On Friday morning, I looked like this:
By Friday night, the swelling on the left side of my face was three times as bad. And also, it hurt. A lot. Enough that they gave me morphine at the hospital, just before they gave me a CT scan that found a general infection. In my FACE.
I’m still doped up, and kind of out of it, but I wanted to talk about something really important: fat healthcare. Marianne Kirby talks about it at XO Jane. Anyone who is even a little “over weight” knows what I’m talking about. Going to the doctor when you’re fat can be unpleasant. And just the idea of the unpleasantness that might come is enough to keep fat people from getting prompt health care.
I’ve had a chiropractor call me a whale when he was frustrated that my body wouldn’t go into the position he wanted it in.
I’ve had a gynecologist talk to me about weight loss surgery, completely out of the blue, in the middle of a Pap smear.
I’ve been turned away from emergency care for extreme stomach pain. The ER doctor gave me a roll of Tums and told me that I was too fat for him to diagnose and that I’d have to lose weight before he could treat me.
On top of experiences like that (and I would wager that just about every fat person has similar stories to tell), there is the added stigma that society piles on. Fat people are fat because they’re lazy and too stupid to figure out calories in, calories out. Right?
We’re dirty and smelly and sweaty. So, when our faces suddenly swell up like the Godfather and we feel like we’ve been dropped on our heads from a two-story window, it is almost impossible to completely fight the fear (and shame) that comes with the idea that there is something wrong with us.
In other words, we don’t just have the same fear everyone else does about needing healthcare. We also have to be concerned that we’re somehow disgusting the doctor on a physical level, or that the doctor will think that we’ve done something to cause our own misery that a thinner person wouldn’t have done. We have to be afraid that we’ll end up with an over-worked doctor who hates fat people, and will take it out on us when we’re at our lowest ebb.
We have to fight against all of that. Every time. And, you know what? It’s not okay.
I received excellent care on Friday night. I was treated with sympathy and respect. I was weighed without comment by the triage nurse when I arrived so that whatever meds I needed could be dosed properly. And no other mention was made of my weight. This is the way everyone should be treated. One of the most positive things for me that has come out of being involved with Body Acceptance is the internalization of the belief that I deserve to be treated with respect.
When you go to a doctor:
- Your weight is part of your medical record. It should be taken without comment. Unless you ask your doctor for advise about your weight, it should not come up. Especially during a medical emergency situation that has nothing to do with your size.
- If your doctor is concerned about some aspect of your health that diet or exercise can affect (cholesterol, say, or blood sugar), he should bring it up at the appropriate time (not in the middle of a Pap smear) and the focus should be on health and not weight.

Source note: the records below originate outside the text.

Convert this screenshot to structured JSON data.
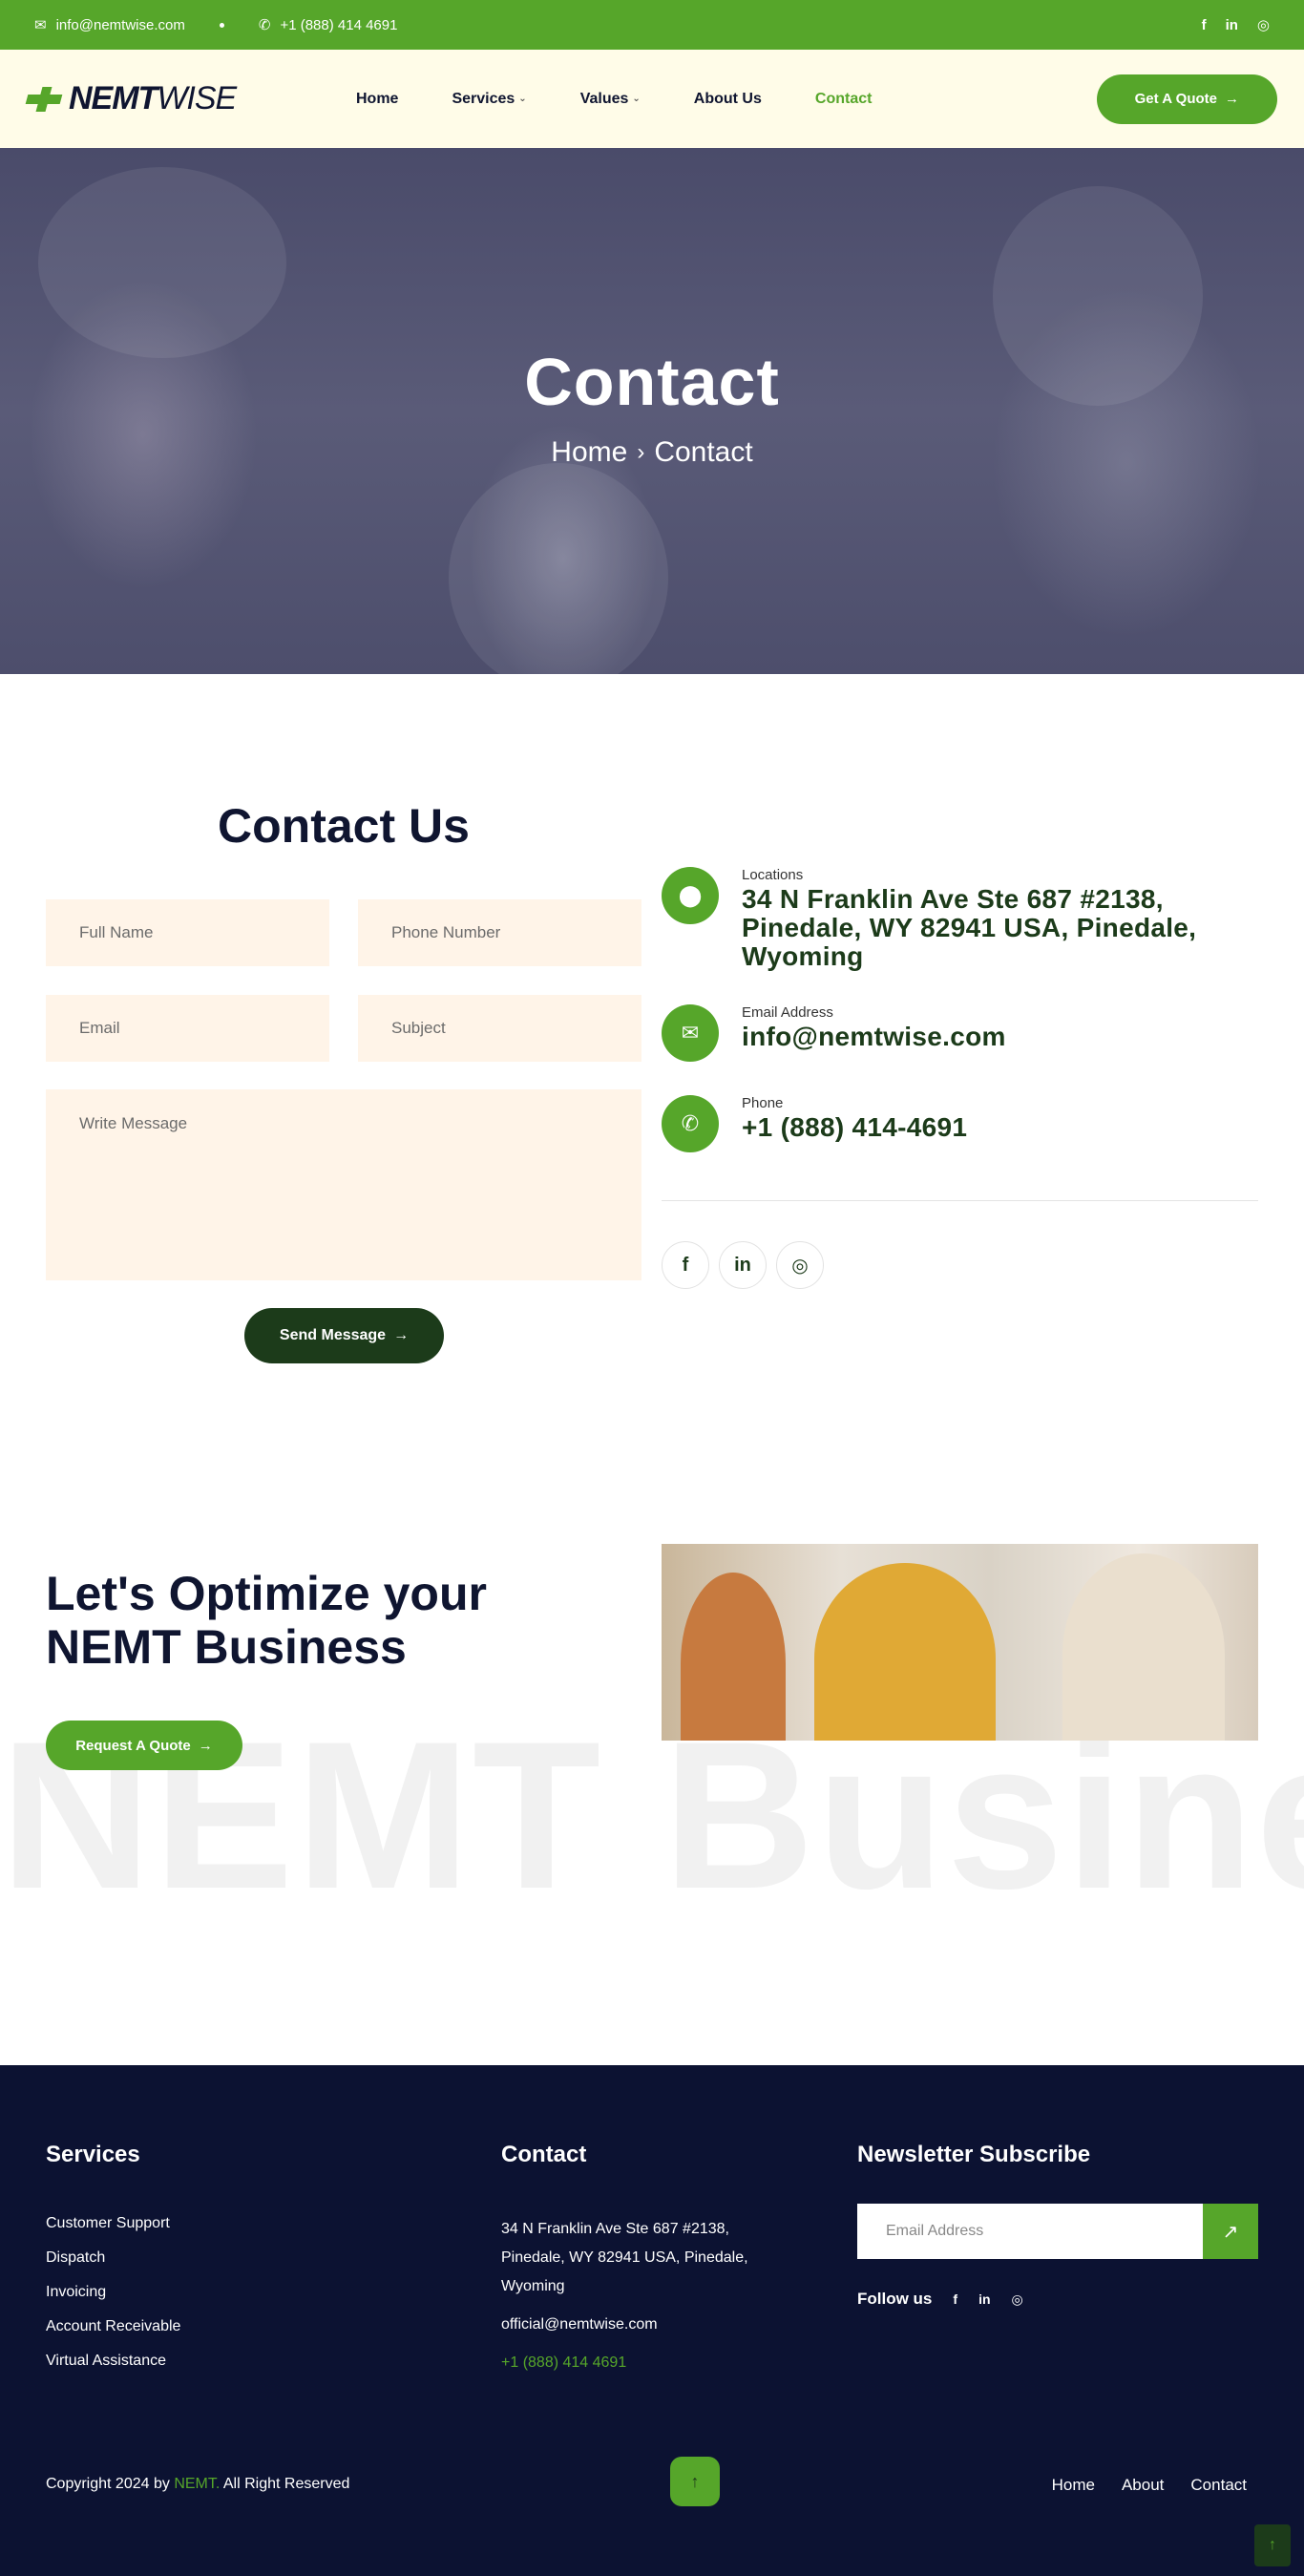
{
  "topbar": {
    "email": "info@nemtwise.com",
    "phone": "+1 (888) 414 4691",
    "social": [
      "f",
      "in",
      "◎"
    ]
  },
  "nav": {
    "logo_bold": "NEMT",
    "logo_light": "WISE",
    "items": [
      "Home",
      "Services",
      "Values",
      "About Us",
      "Contact"
    ],
    "quote_label": "Get A Quote"
  },
  "hero": {
    "title": "Contact",
    "crumb_home": "Home",
    "crumb_current": "Contact"
  },
  "contact": {
    "title": "Contact Us",
    "fields": {
      "full_name": "Full Name",
      "phone": "Phone Number",
      "email": "Email",
      "subject": "Subject",
      "message": "Write Message"
    },
    "send_label": "Send Message",
    "info": [
      {
        "label": "Locations",
        "value": "34 N Franklin Ave Ste 687 #2138, Pinedale, WY 82941 USA, Pinedale, Wyoming"
      },
      {
        "label": "Email Address",
        "value": "info@nemtwise.com"
      },
      {
        "label": "Phone",
        "value": "+1 (888) 414-4691"
      }
    ],
    "social": [
      "f",
      "in",
      "◎"
    ]
  },
  "optimize": {
    "title_line1": "Let's Optimize your",
    "title_line2": "NEMT Business",
    "button_label": "Request A Quote",
    "bg_text": "NEMT Busines"
  },
  "footer": {
    "services_title": "Services",
    "services": [
      "Customer Support",
      "Dispatch",
      "Invoicing",
      "Account Receivable",
      "Virtual Assistance"
    ],
    "contact_title": "Contact",
    "address": "34 N Franklin Ave Ste 687 #2138, Pinedale, WY 82941 USA, Pinedale, Wyoming",
    "email": "official@nemtwise.com",
    "phone": "+1 (888) 414 4691",
    "newsletter_title": "Newsletter Subscribe",
    "newsletter_placeholder": "Email Address",
    "follow_label": "Follow us",
    "copyright_pre": "Copyright 2024 by",
    "copyright_brand": "NEMT.",
    "copyright_post": "All Right Reserved",
    "links": [
      "Home",
      "About",
      "Contact"
    ]
  },
  "colors": {
    "accent": "#56a62a",
    "dark_green": "#1c3b1a",
    "navy": "#0c1232",
    "cream": "#fffce8",
    "field_bg": "#fff4e8"
  }
}
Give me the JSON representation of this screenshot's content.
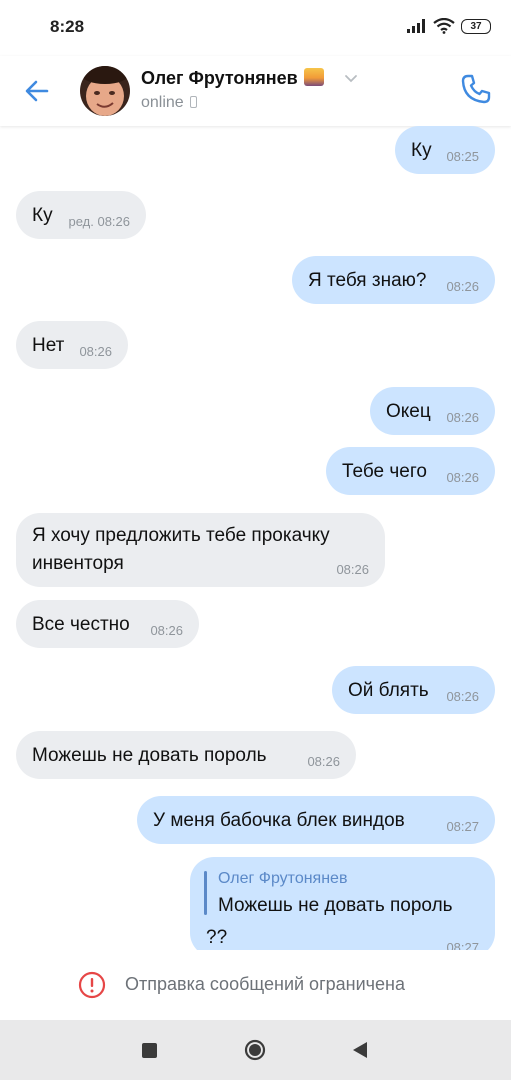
{
  "status": {
    "time": "8:28",
    "battery": "37"
  },
  "header": {
    "contact_name": "Олег Фрутонянев",
    "presence": "online"
  },
  "messages": [
    {
      "dir": "out",
      "text": "Ку",
      "time": "08:25"
    },
    {
      "dir": "in",
      "text": "Ку",
      "time": "ред. 08:26"
    },
    {
      "dir": "out",
      "text": "Я тебя знаю?",
      "time": "08:26"
    },
    {
      "dir": "in",
      "text": "Нет",
      "time": "08:26"
    },
    {
      "dir": "out",
      "text": "Окец",
      "time": "08:26"
    },
    {
      "dir": "out",
      "text": "Тебе чего",
      "time": "08:26"
    },
    {
      "dir": "in",
      "text_lines": [
        "Я хочу предложить тебе прокачку",
        "инвенторя"
      ],
      "time": "08:26"
    },
    {
      "dir": "in",
      "text": "Все честно",
      "time": "08:26"
    },
    {
      "dir": "out",
      "text": "Ой блять",
      "time": "08:26"
    },
    {
      "dir": "in",
      "text": "Можешь не довать пороль",
      "time": "08:26"
    },
    {
      "dir": "out",
      "text": "У меня бабочка блек виндов",
      "time": "08:27"
    },
    {
      "dir": "out",
      "reply_to": {
        "name": "Олег Фрутонянев",
        "text": "Можешь не довать пороль"
      },
      "text": "??",
      "time": "08:27"
    }
  ],
  "footer": {
    "restriction_text": "Отправка сообщений ограничена"
  },
  "icons": {
    "back": "arrow-left-icon",
    "call": "phone-icon",
    "expand": "chevron-down-icon",
    "warning": "exclamation-circle-icon",
    "device": "mobile-device-icon",
    "emoji": "sunset-emoji-icon"
  },
  "colors": {
    "accent": "#3f8ae0",
    "incoming_bubble": "#ebedf0",
    "outgoing_bubble": "#cce4ff",
    "warning": "#e64646"
  }
}
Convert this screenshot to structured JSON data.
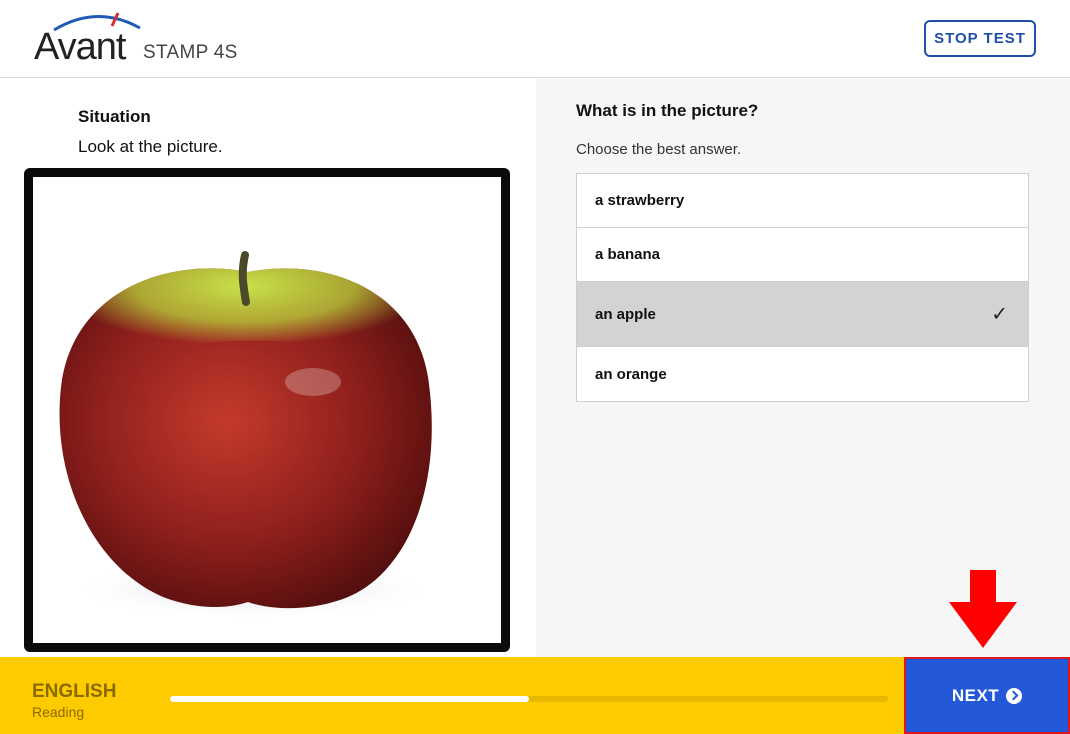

- Every person on Earth deserves basic respect. Fat jokes, name calling, fat shaming of any kind are never, ever appropriate. Not as “motivators,” not when the doctor is frustrated or in a bad mood. Not ever. That doctor wouldn’t call a black person the N-word on a bad day or make anti-Semitic jokes because he’s trying to get a point across. Expect professionalism.
- If you receive poor care or leave a doctor’s office feeling shamed, remember where to put the blame. It isn’t your fault. Report that doctor to his or her licensing board and find another one.
I know that last one is easier said than done. If you have no health insurance, you may not have choices regarding which doctor you get to see. But remember this: doctors, even fat-phobic ones, are people, too. If your doctor says or does something that makes you uncomfortable, tell him or her so. You’re allowed to tell anyone who is making a joke at your expense that you’re not okay with it. Or to tell your doctor that you’re willing to talk about dietary concerns, but not weight loss. It’s your body and your health. You set the boundaries.